> **AIM OF THE TASK**
All of the entries are to be printed exactly as they appear.

----------------

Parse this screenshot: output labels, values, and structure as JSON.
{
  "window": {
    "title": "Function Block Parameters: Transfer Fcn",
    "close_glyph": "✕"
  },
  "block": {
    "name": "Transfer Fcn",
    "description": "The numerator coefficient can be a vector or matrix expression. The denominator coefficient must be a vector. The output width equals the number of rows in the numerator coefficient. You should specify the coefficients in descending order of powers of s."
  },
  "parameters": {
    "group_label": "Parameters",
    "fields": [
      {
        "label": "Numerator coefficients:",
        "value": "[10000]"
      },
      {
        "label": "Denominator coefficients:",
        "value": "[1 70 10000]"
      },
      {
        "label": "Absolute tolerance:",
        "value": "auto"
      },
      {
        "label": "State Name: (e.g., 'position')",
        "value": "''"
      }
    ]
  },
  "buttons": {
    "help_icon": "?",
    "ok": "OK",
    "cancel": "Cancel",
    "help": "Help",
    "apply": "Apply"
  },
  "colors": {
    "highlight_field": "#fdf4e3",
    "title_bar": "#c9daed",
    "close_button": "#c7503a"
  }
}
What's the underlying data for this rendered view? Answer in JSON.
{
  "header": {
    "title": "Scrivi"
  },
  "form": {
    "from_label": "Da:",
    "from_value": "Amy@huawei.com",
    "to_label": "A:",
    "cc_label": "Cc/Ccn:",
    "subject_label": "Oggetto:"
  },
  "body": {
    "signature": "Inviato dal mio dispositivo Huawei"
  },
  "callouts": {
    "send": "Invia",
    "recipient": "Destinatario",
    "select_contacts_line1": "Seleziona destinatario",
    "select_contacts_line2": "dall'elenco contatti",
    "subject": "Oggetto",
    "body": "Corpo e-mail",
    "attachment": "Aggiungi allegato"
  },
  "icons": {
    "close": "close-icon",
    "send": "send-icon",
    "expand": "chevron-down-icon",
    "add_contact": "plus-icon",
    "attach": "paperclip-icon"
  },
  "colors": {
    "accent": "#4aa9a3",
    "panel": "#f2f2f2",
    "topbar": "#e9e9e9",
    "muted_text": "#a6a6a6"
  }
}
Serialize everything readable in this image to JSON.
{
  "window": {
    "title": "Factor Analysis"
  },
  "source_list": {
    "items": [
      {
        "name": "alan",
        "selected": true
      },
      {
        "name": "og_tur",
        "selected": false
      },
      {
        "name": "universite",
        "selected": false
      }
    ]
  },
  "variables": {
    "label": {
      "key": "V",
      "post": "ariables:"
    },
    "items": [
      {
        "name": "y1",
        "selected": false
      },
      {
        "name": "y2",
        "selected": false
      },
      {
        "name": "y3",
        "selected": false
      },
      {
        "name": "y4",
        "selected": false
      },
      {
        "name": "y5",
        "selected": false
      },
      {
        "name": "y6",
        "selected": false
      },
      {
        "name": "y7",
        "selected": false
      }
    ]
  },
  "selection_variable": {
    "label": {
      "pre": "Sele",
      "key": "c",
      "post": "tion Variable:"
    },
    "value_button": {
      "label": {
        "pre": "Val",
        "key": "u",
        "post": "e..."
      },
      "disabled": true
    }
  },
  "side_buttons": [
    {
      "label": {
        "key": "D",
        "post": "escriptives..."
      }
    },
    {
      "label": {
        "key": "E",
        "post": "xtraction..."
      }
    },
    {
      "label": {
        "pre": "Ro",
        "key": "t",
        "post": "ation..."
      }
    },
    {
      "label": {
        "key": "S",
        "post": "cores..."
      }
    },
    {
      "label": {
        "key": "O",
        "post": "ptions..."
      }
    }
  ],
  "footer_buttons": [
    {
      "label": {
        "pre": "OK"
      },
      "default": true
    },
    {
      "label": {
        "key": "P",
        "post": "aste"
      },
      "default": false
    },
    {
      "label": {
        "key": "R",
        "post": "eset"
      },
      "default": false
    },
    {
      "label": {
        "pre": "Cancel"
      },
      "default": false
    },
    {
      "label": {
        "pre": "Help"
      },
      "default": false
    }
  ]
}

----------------

> **FINISHED TASK**
Parse this screenshot: output labels, values, and structure as JSON.
{
  "window": {
    "title": "Function Block Parameters: Transfer Fcn",
    "close_glyph": "✕"
  },
  "block": {
    "name": "Transfer Fcn",
    "description": "The numerator coefficient can be a vector or matrix expression. The denominator coefficient must be a vector. The output width equals the number of rows in the numerator coefficient. You should specify the coefficients in descending order of powers of s."
  },
  "parameters": {
    "group_label": "Parameters",
    "fields": [
      {
        "label": "Numerator coefficients:",
        "value": "[10000]"
      },
      {
        "label": "Denominator coefficients:",
        "value": "[1 70 10000]"
      },
      {
        "label": "Absolute tolerance:",
        "value": "auto"
      },
      {
        "label": "State Name: (e.g., 'position')",
        "value": "''"
      }
    ]
  },
  "buttons": {
    "help_icon": "?",
    "ok": "OK",
    "cancel": "Cancel",
    "help": "Help",
    "apply": "Apply"
  },
  "colors": {
    "highlight_field": "#fdf4e3",
    "title_bar": "#c9daed",
    "close_button": "#c7503a"
  }
}
What's the underlying data for this rendered view? Answer in JSON.
{
  "header": {
    "title": "Scrivi"
  },
  "form": {
    "from_label": "Da:",
    "from_value": "Amy@huawei.com",
    "to_label": "A:",
    "cc_label": "Cc/Ccn:",
    "subject_label": "Oggetto:"
  },
  "body": {
    "signature": "Inviato dal mio dispositivo Huawei"
  },
  "callouts": {
    "send": "Invia",
    "recipient": "Destinatario",
    "select_contacts_line1": "Seleziona destinatario",
    "select_contacts_line2": "dall'elenco contatti",
    "subject": "Oggetto",
    "body": "Corpo e-mail",
    "attachment": "Aggiungi allegato"
  },
  "icons": {
    "close": "close-icon",
    "send": "send-icon",
    "expand": "chevron-down-icon",
    "add_contact": "plus-icon",
    "attach": "paperclip-icon"
  },
  "colors": {
    "accent": "#4aa9a3",
    "panel": "#f2f2f2",
    "topbar": "#e9e9e9",
    "muted_text": "#a6a6a6"
  }
}
Serialize everything readable in this image to JSON.
{
  "window": {
    "title": "Factor Analysis"
  },
  "source_list": {
    "items": [
      {
        "name": "alan",
        "selected": true
      },
      {
        "name": "og_tur",
        "selected": false
      },
      {
        "name": "universite",
        "selected": false
      }
    ]
  },
  "variables": {
    "label": {
      "key": "V",
      "post": "ariables:"
    },
    "items": [
      {
        "name": "y1",
        "selected": false
      },
      {
        "name": "y2",
        "selected": false
      },
      {
        "name": "y3",
        "selected": false
      },
      {
        "name": "y4",
        "selected": false
      },
      {
        "name": "y5",
        "selected": false
      },
      {
        "name": "y6",
        "selected": false
      },
      {
        "name": "y7",
        "selected": false
      }
    ]
  },
  "selection_variable": {
    "label": {
      "pre": "Sele",
      "key": "c",
      "post": "tion Variable:"
    },
    "value_button": {
      "label": {
        "pre": "Val",
        "key": "u",
        "post": "e..."
      },
      "disabled": true
    }
  },
  "side_buttons": [
    {
      "label": {
        "key": "D",
        "post": "escriptives..."
      }
    },
    {
      "label": {
        "key": "E",
        "post": "xtraction..."
      }
    },
    {
      "label": {
        "pre": "Ro",
        "key": "t",
        "post": "ation..."
      }
    },
    {
      "label": {
        "key": "S",
        "post": "cores..."
      }
    },
    {
      "label": {
        "key": "O",
        "post": "ptions..."
      }
    }
  ],
  "footer_buttons": [
    {
      "label": {
        "pre": "OK"
      },
      "default": true
    },
    {
      "label": {
        "key": "P",
        "post": "aste"
      },
      "default": false
    },
    {
      "label": {
        "key": "R",
        "post": "eset"
      },
      "default": false
    },
    {
      "label": {
        "pre": "Cancel"
      },
      "default": false
    },
    {
      "label": {
        "pre": "Help"
      },
      "default": false
    }
  ]
}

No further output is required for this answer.